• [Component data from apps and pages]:
================================
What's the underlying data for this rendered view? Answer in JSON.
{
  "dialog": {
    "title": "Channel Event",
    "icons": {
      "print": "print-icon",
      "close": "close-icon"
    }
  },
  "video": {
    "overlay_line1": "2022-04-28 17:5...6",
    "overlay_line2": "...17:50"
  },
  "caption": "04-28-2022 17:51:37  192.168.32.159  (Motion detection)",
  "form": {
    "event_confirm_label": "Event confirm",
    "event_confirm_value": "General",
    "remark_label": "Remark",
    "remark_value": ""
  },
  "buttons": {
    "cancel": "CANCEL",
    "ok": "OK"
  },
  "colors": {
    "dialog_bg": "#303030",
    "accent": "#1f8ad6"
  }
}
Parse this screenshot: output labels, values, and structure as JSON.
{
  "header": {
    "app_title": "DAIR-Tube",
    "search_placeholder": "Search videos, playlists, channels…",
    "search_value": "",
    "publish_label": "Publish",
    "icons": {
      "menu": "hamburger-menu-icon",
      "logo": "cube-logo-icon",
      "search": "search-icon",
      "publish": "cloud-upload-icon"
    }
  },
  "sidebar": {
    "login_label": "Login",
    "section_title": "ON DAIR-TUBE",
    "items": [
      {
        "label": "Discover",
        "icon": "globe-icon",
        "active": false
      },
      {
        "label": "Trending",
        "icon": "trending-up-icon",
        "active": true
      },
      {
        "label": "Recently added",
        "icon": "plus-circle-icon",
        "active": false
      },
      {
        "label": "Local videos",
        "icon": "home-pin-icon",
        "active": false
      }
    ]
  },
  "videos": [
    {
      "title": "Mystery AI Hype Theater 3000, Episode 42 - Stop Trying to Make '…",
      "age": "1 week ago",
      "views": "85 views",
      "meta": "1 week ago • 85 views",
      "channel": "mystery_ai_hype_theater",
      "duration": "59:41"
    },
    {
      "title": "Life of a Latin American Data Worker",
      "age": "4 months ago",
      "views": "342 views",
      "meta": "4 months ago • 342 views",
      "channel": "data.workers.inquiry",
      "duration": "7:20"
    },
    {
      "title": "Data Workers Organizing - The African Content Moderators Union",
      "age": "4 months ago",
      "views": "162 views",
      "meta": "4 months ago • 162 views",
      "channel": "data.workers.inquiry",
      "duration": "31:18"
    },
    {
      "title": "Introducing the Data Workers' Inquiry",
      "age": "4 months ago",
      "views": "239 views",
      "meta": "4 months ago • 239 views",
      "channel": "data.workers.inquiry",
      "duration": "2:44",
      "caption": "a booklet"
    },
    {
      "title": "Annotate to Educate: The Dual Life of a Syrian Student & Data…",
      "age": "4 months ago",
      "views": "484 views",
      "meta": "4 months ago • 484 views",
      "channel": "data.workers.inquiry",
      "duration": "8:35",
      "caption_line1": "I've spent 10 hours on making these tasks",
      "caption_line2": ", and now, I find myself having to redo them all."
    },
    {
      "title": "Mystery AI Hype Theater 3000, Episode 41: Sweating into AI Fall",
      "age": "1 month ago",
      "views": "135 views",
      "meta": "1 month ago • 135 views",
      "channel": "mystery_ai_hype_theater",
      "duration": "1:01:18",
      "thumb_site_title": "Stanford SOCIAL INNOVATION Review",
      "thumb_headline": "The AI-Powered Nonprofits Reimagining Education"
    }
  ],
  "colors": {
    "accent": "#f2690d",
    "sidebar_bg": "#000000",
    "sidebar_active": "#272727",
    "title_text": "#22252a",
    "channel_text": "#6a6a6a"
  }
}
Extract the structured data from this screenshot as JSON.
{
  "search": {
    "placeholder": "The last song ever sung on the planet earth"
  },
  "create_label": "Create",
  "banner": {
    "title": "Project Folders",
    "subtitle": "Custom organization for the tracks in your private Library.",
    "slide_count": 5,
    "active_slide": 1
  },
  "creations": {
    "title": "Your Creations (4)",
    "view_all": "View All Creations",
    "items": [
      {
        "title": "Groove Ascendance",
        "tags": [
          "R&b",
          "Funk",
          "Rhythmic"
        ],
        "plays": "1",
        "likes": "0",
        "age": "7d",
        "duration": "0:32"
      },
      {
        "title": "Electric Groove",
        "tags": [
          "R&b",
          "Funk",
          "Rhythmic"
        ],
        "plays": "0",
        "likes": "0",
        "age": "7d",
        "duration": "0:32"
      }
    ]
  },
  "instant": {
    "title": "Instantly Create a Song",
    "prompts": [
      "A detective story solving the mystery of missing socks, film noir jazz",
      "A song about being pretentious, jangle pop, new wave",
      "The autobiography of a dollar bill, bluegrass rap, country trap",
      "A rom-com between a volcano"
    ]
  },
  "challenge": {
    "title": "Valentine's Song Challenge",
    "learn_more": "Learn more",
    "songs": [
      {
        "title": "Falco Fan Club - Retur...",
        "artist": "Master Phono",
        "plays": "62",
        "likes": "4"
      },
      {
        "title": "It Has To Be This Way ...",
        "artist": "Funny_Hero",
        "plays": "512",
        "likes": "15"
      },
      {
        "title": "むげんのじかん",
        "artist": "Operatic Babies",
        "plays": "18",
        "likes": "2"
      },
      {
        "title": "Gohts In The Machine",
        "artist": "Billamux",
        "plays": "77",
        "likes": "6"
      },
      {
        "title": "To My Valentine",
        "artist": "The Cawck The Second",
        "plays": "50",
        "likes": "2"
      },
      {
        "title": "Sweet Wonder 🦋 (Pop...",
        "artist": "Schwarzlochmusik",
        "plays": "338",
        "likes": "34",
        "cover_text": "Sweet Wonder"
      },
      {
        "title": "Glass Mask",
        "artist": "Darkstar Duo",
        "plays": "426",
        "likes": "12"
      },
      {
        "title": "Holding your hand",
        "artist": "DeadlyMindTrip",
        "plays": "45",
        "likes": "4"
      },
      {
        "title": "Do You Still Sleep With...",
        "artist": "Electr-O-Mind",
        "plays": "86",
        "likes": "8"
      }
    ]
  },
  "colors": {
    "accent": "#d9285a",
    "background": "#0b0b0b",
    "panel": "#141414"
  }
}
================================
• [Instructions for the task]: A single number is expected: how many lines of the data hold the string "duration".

• [Result for this exercise]: 8